Following the announcement of an impending royal baby, I was interviewed yesterday on BBC Three Counties radio to discuss reigning queens (Roberto Perrone show, available on the BBC I-player at http://www.bbc.co.uk/threecountiesradio/programmes/schedules/2012/12/04). It was recently agreed that the eldest child of Prince William will succeed to the throne, regardless of whether they are male or female. The legislation to bring this into force has not yet been enacted but it does look as though this baby, if a girl, will become queen, regardless of whether or not she has younger brothers.
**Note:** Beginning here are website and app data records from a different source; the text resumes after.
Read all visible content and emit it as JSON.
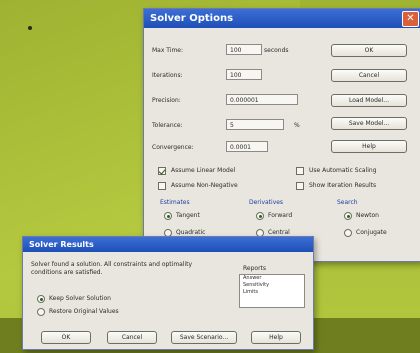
{
  "solver_options": {
    "title": "Solver Options",
    "max_time_label": "Max Time:",
    "max_time_value": "100",
    "max_time_unit": "seconds",
    "iterations_label": "Iterations:",
    "iterations_value": "100",
    "precision_label": "Precision:",
    "precision_value": "0.000001",
    "tolerance_label": "Tolerance:",
    "tolerance_value": "5",
    "tolerance_unit": "%",
    "convergence_label": "Convergence:",
    "convergence_value": "0.0001",
    "ok_label": "OK",
    "cancel_label": "Cancel",
    "load_model_label": "Load Model...",
    "save_model_label": "Save Model...",
    "help_label": "Help",
    "assume_linear_label": "Assume Linear Model",
    "assume_non_negative_label": "Assume Non-Negative",
    "use_automatic_scaling_label": "Use Automatic Scaling",
    "show_iteration_results_label": "Show Iteration Results",
    "estimates_label": "Estimates",
    "tangent_label": "Tangent",
    "quadratic_label": "Quadratic",
    "derivatives_label": "Derivatives",
    "forward_label": "Forward",
    "central_label": "Central",
    "search_label": "Search",
    "newton_label": "Newton",
    "conjugate_label": "Conjugate"
  },
  "solver_results": {
    "title": "Solver Results",
    "message_line1": "Solver found a solution.  All constraints and optimality",
    "message_line2": "conditions are satisfied.",
    "reports_label": "Reports",
    "reports": [
      "Answer",
      "Sensitivity",
      "Limits"
    ],
    "keep_label": "Keep Solver Solution",
    "restore_label": "Restore Original Values",
    "ok_label": "OK",
    "cancel_label": "Cancel",
    "save_scenario_label": "Save Scenario...",
    "help_label": "Help"
  },
  "colors": {
    "background": "#a9bd36",
    "titlebar": "#1e4fb7",
    "dialog": "#e9e6df"
  }
}
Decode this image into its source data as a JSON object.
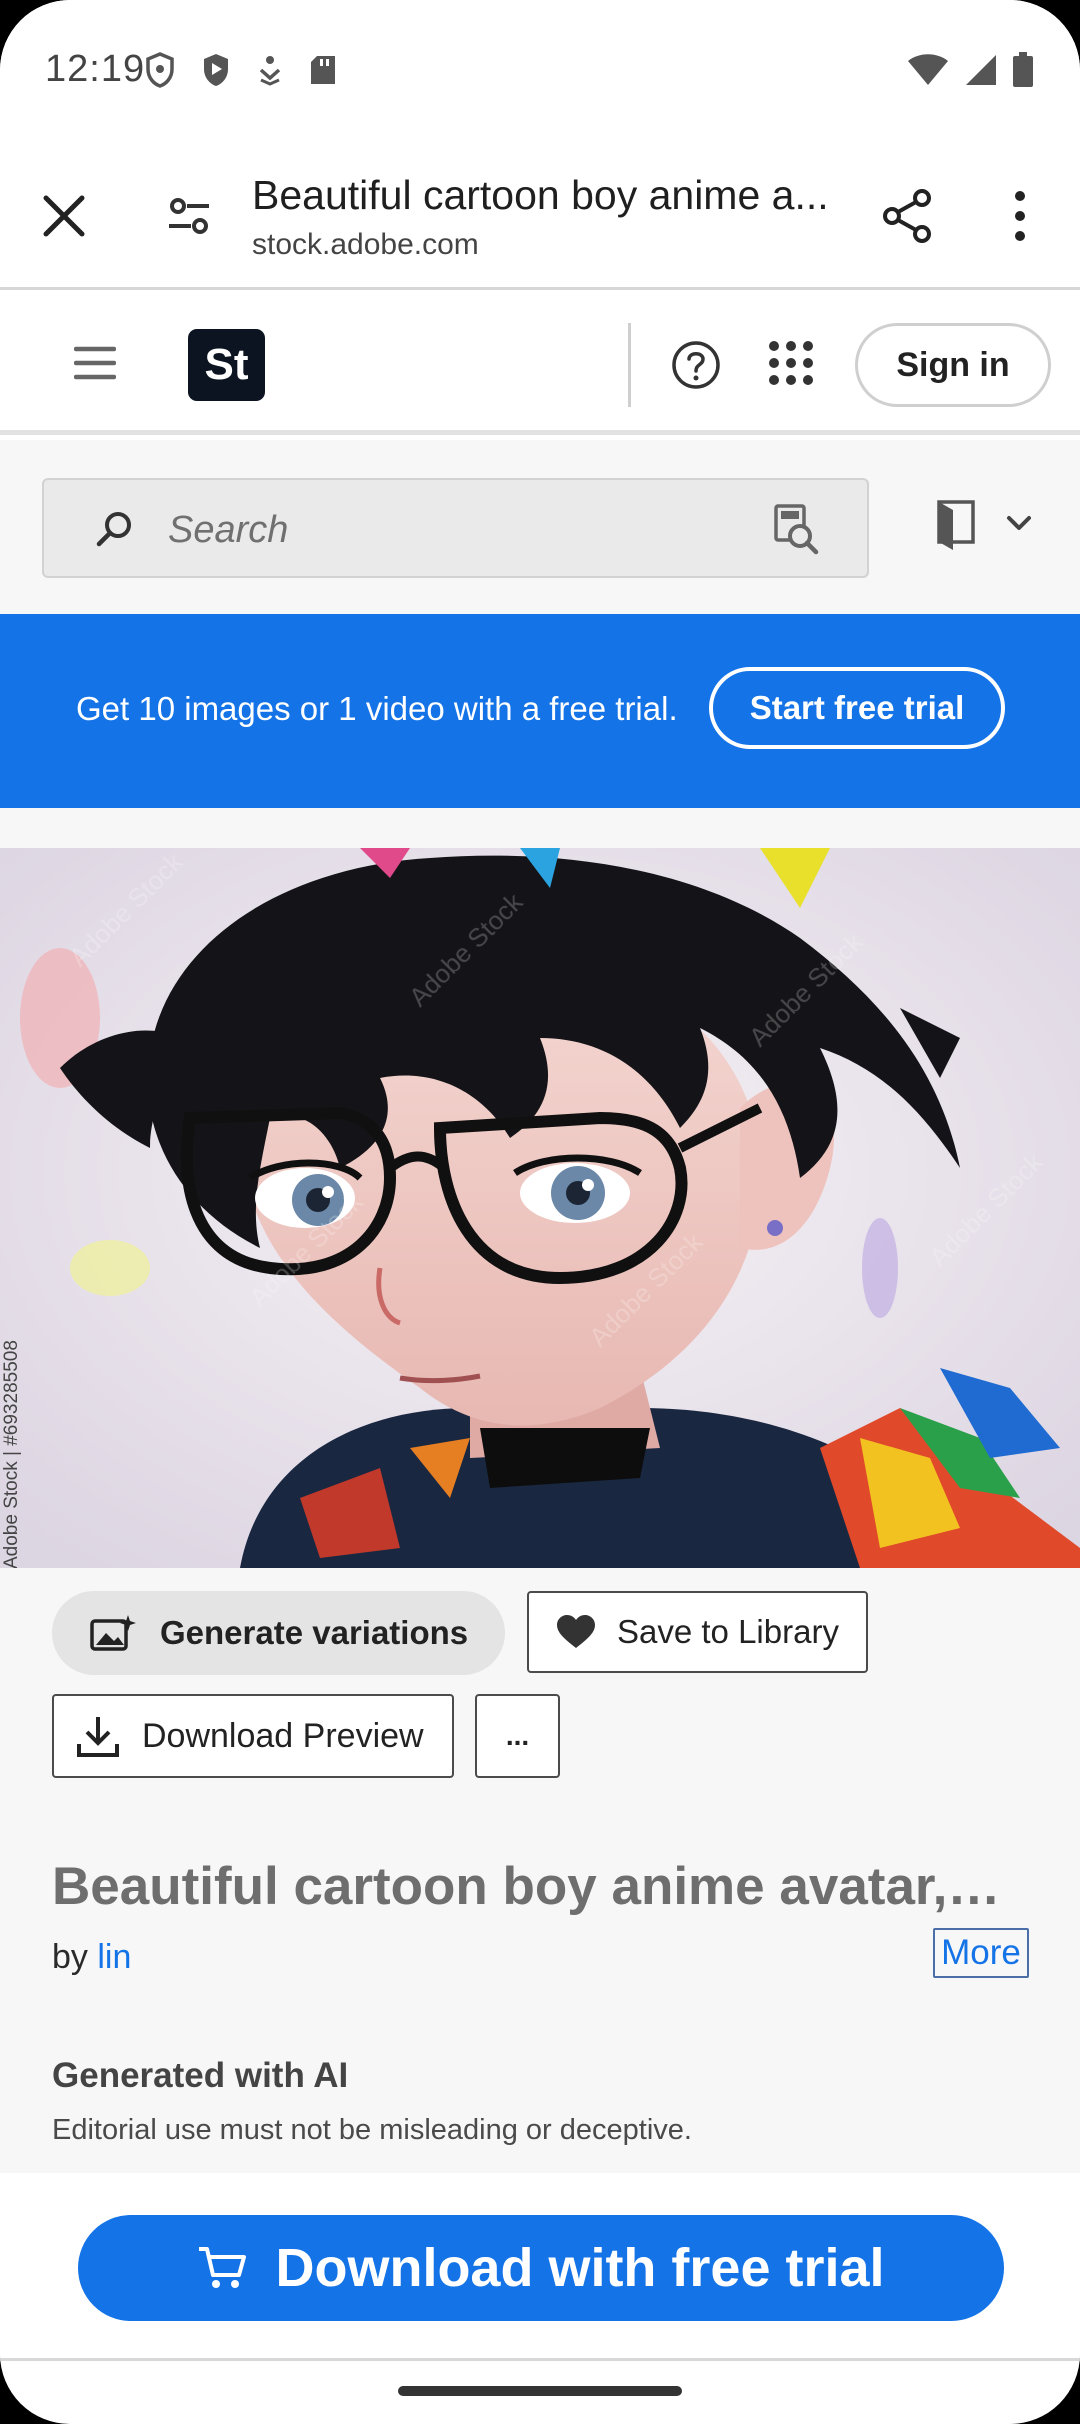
{
  "status_bar": {
    "time": "12:19",
    "icons": [
      "shield-outline-icon",
      "shield-filled-icon",
      "person-download-icon",
      "sd-card-icon"
    ],
    "right_icons": [
      "wifi-icon",
      "signal-icon",
      "battery-icon"
    ]
  },
  "browser": {
    "title": "Beautiful cartoon boy anime a...",
    "url": "stock.adobe.com"
  },
  "header": {
    "logo": "St",
    "sign_in": "Sign in"
  },
  "search": {
    "placeholder": "Search"
  },
  "banner": {
    "text": "Get 10 images or 1 video with a free trial.",
    "cta": "Start free trial"
  },
  "asset": {
    "watermark_id": "Adobe Stock | #693285508",
    "watermark_text": "Adobe Stock",
    "actions": {
      "generate_variations": "Generate variations",
      "save_to_library": "Save to Library",
      "download_preview": "Download Preview",
      "more_dots": "..."
    },
    "title": "Beautiful cartoon boy anime avatar, y...",
    "by_prefix": "by",
    "author": "lin",
    "more_label": "More",
    "ai_heading": "Generated with AI",
    "ai_note": "Editorial use must not be misleading or deceptive."
  },
  "bottom": {
    "cta": "Download with free trial"
  },
  "colors": {
    "accent": "#1473e6",
    "logo_bg": "#0b1420"
  }
}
Reigning queens enjoy a special status amongst English monarchs, with Elizabeth I, Victoria and the current queen largely considered to have been successful and memorable. Part of this must be due to longevity, but Henry III, Edward III and George III (all of whom enjoyed long reigns) are not similarly revered. Their gender certainly helped to endear them to their people and build a mythology: Mary I and her sister, Elizabeth I, both claimed to be wedded to their countries, a claim that a male king never felt the need to make. Perhaps in the popular perception women are considered better able to symbolise their country and an era. This was somewhat unexpected and there was widespread dread at the prospect of female rule in the mid-sixteenth century when Edward VI's death began to look likely.
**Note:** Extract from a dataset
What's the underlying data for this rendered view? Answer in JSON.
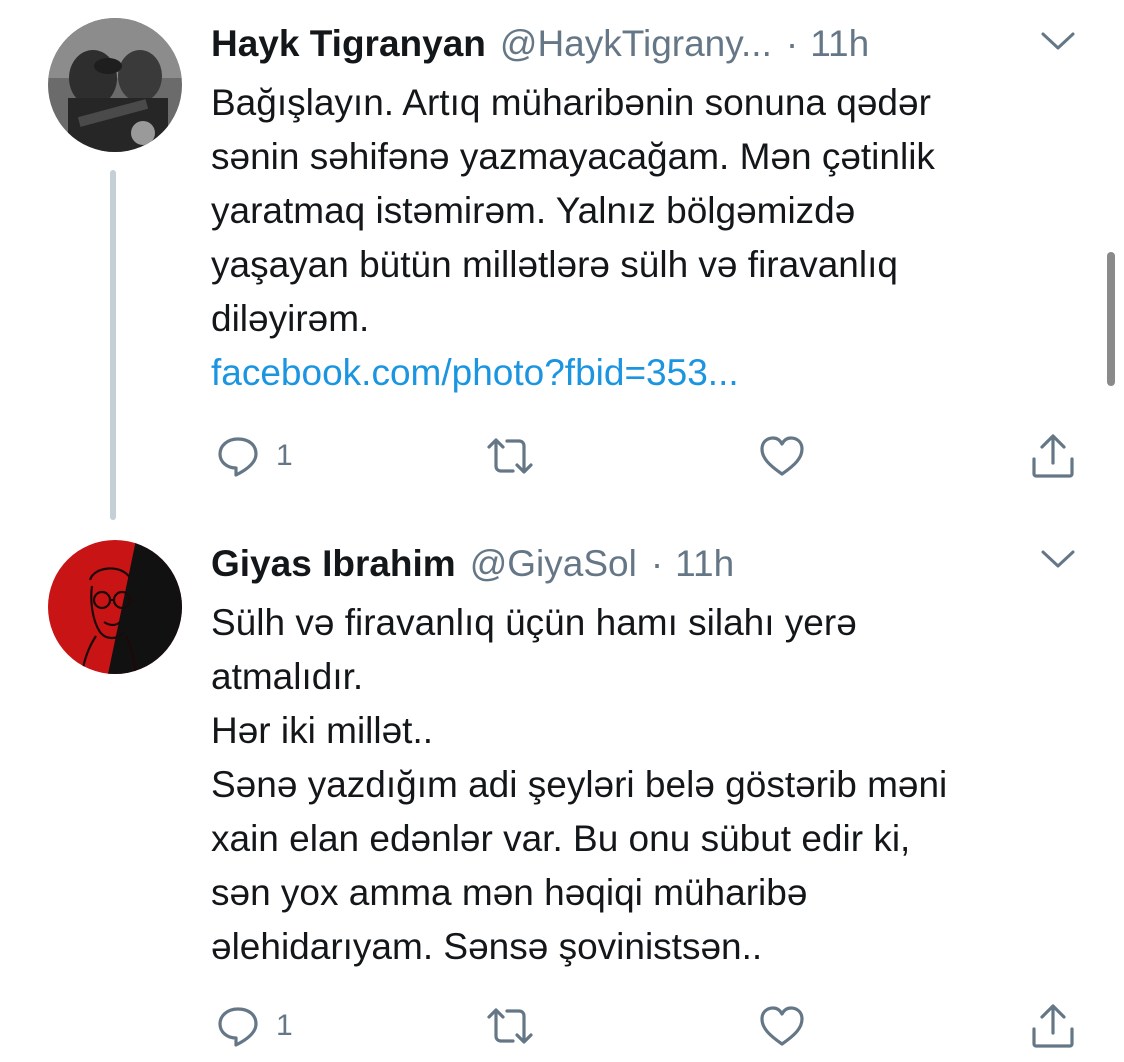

The new baby, even if it is a girl, may not succeed for a very long time: 'her' grandfather has already waited over sixty years. She probably wont have to wait as long as another heiress to the English crown, Sophia of Hannover, who died in June 1714 at the age of 83, only weeks before she would have succeeded to the throne.